Again, people raised without the benefit of adults teaching them we are part of something bigger than ourselves (something we must respect and honor) grow up feeling alone and alienated from life. That profound aloneness prevents feeling they ever have enough. Suffering terribly and suffering since childhood, they deserve compassion rather than anger or outrage. That said, working people should no longer need to bear the
burden of serving insatiable greed.
Readers wanting to better understand the science behind my assertions can visit my website, bornforjoy.com.
Sara Stalman, MD
Freedom of religion
The United Methodist Church has a long history of concern for social justice — opposing the slave trade, smuggling and cruel treatment of prisoners. Our denomination does not pursue monetary contributions to political referendums in support of, or against, our denominations’ position on those issues.

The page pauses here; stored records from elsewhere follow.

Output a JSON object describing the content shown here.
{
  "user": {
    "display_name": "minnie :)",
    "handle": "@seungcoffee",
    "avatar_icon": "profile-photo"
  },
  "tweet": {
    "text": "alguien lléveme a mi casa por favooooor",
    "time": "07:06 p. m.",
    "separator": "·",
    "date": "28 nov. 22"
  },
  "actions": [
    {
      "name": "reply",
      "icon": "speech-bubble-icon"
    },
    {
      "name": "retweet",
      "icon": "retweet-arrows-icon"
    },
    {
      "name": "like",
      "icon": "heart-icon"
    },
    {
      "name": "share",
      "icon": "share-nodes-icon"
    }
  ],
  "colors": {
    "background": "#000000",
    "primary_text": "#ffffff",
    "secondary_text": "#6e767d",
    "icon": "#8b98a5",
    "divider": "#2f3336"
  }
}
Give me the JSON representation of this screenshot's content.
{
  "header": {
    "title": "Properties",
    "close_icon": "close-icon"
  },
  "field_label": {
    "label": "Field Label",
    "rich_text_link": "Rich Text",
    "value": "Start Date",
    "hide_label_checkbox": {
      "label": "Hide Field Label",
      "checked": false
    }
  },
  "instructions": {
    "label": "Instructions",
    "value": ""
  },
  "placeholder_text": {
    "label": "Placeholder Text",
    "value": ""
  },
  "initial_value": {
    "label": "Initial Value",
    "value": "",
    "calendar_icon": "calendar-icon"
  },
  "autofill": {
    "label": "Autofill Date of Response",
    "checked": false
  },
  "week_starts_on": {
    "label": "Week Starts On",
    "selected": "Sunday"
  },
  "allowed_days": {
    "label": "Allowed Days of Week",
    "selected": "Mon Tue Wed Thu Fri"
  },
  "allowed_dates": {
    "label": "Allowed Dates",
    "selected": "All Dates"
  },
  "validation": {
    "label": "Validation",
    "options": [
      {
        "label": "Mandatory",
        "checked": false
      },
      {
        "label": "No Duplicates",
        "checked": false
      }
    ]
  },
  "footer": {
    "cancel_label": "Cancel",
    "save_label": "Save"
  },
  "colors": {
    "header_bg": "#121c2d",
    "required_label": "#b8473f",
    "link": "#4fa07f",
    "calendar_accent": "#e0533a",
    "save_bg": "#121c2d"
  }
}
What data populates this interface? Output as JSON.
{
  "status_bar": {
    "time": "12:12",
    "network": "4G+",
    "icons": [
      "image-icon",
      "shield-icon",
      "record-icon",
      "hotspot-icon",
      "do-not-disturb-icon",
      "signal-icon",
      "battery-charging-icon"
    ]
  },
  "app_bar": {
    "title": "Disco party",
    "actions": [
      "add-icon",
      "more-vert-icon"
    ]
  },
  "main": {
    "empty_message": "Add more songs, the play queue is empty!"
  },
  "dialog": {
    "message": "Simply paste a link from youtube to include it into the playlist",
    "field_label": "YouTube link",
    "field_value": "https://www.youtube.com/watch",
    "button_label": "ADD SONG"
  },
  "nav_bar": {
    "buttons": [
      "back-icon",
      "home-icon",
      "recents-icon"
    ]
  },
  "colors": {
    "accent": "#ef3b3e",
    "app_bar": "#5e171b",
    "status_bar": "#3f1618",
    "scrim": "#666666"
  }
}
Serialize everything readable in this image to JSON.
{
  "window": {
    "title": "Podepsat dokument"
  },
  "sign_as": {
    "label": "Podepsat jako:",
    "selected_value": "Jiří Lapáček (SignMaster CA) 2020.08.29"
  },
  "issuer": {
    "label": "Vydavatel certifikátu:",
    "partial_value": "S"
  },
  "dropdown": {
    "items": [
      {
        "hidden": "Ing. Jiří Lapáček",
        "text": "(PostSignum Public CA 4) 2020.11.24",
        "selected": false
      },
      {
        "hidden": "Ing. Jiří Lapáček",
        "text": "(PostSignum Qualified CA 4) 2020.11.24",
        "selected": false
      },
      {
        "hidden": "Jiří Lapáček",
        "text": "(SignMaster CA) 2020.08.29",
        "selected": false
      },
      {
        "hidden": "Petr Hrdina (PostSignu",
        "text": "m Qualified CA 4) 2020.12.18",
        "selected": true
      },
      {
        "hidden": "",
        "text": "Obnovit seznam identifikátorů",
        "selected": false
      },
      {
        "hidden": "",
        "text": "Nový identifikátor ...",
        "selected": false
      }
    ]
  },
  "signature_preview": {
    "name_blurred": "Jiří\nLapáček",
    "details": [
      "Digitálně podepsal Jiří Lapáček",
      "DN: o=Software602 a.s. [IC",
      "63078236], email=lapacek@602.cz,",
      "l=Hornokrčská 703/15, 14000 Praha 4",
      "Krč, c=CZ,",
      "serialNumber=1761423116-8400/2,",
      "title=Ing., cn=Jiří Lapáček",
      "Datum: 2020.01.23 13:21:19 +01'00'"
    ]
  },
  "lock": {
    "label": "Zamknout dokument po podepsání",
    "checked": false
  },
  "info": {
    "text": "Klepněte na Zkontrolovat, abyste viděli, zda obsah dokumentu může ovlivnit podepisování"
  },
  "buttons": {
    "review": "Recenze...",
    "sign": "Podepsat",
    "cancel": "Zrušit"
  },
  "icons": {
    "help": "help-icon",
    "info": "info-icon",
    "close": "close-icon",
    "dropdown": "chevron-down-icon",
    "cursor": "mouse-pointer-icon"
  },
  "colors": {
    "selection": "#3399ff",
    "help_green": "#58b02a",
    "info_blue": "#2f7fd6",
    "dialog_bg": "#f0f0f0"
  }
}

We cannot control what other churches do. We understand the separation of church and state. We choose not to jeopardize our nonprofit, tax-exempt status by coercing our membership to contribute to political issues.
Please do not lump all churches together when judging the actions of a few who abuse the privileges of churches in this democracy. No church would appreciate the government getting involved. Our prayer is that people study each political question in our local region, state and nation, discerning God’s will to the best of our ability.
Christianity has a variety of understandings as to how we are to live out our faith. Churches vary dramatically. Freedom of religion, as a First Amendment right, brings with it responsibility and limitations churches need to understand and work within if we are to maintain those freedoms.
In the U.S. the government cannot tell Christians, Jews, Muslims or any other persons of faith what to believe. Faith-based organizations can
lead their people in their faith teachings, and trust that they will work to apply their faith to their civic duties and responsibilities.
As we attempt to be faithful, may we be mindful and respectful of our privileged place in this nation while not taking advantage of that position.
Rev. Joan DeSanctis
Stillwater Federated and OTUMC